And that’s the basic math behind the report that price increases are providing a lift to retail sales: if the wholesale price of a mattress is $500 and the retailer charges $1,000, that’s 50% gross margin.
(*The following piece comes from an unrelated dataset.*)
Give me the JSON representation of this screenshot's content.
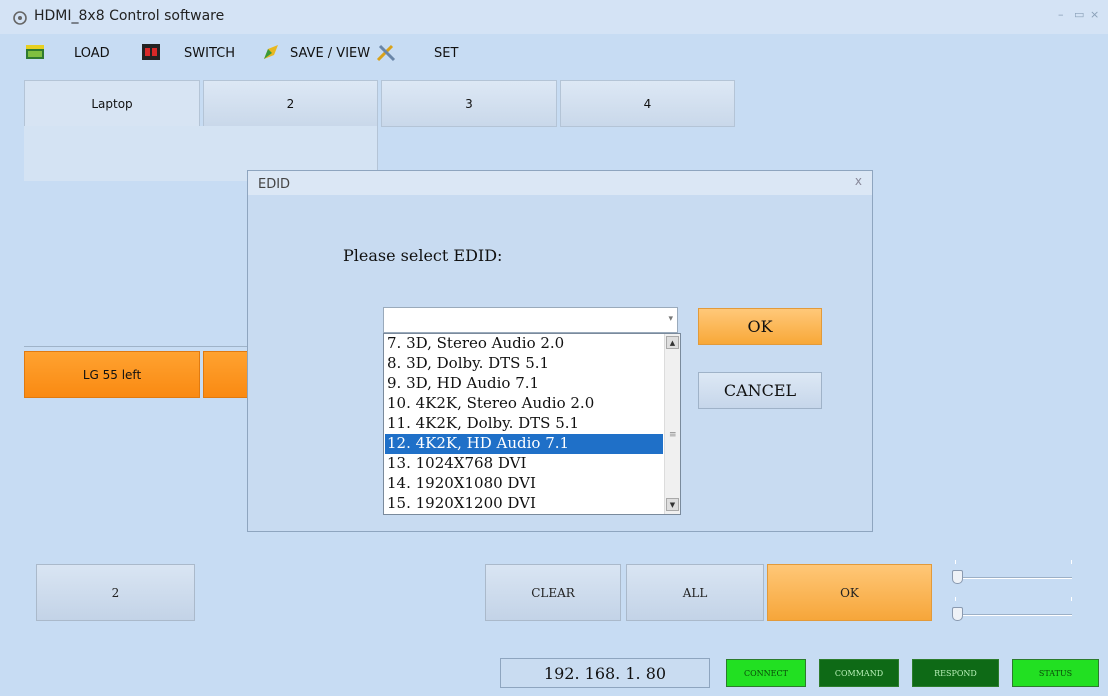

If the manufacturer raises prices 5%, that unit now wholesales for $525 and, if the retailer maintains pricing, their margin percentage drops to 47.5%.
However, if the retailer uses the manufacturer’s 5% increase as an opportunity to raise their retail prices by 10%, now they’re charging consumers $1,100 for that same bed and they’ve increased their gross margin to 52.27%.
At Sweet Dreams Mattresses and More, Keith Moneymaker says he’s raised prices 10-15% due to supply, but he has some advice for other retailers.
“Keep pricing high so you don’t lose money and get the most bang for your buck on inventory,” he says. “Slashing pricing and major discounting isn’t winning the retail game for anyone.”
Sleep On Mattress Owner Robert Mitzel says whether sales are up right now is beside the point of price increases.
“If we take a survey and say things are good we’re only gonna see more price increases,” he explains. “The big guys and lots of little guys need to keep pushing back or we will only see more increases from manufacturers.”
He goes on to say that when someone is rewarded for certain behaviors, they only do more of it. And furthermore, he thinks the question in the survey is the wrong question to ask.
“Why are sales up right now is a better question,” he says. “Sales are up because people are flush with ‘free money’ and that doesn’t last. What could be a needed windfall for retailers could lead to disaster for main street retailers. Will sales be up as extra unemployment benefits end, stimulus payments stop, and tax refunds run out? How about downturns in the economy and inflation at record levels? If sales don’t continue strong, will manufacturers be willing to quickly reduce prices again?”
Rick Bush, a sales veteran who’s been in the mattress industry for nearly 20 years, says he’s seen mattress prices skyrocket since he hit the retail sales floor in 2003.
“Are prices going up? Yup,” Bush says. “Do customers realize or even notice a difference? Nope, not really. Why? Because lots of retailers have a vast range in price points and most of these mattresses are transactional purchases.”
He adds that he’s yet to see a customer walk into his store and say much of anything about prices of mattresses.
“The fact is you want cheap, here’s cheap. You want expensive, here’s expensive,” he says. “No one notices price changes on $100-$300. Price isn’t the objection. All these 0% financing companies help overcome price issues. As much as we don’t want to think of it, mattresses are mostly transactional. No one can remember what they paid for their mattress 10 years ago. They’re always wrong, they always inflate the price. And we laugh when we look it up and see it was hundreds and at times thousands less than they thought.”
So in conclusion, he says price increases are benefiting retail sales and that everyone has made more money than they ever have in years. But he also warns that you need to be careful because inflation and recession have an ugly way of turning up and crippling your cash flow. “And when that happens, it’s curtains folks.”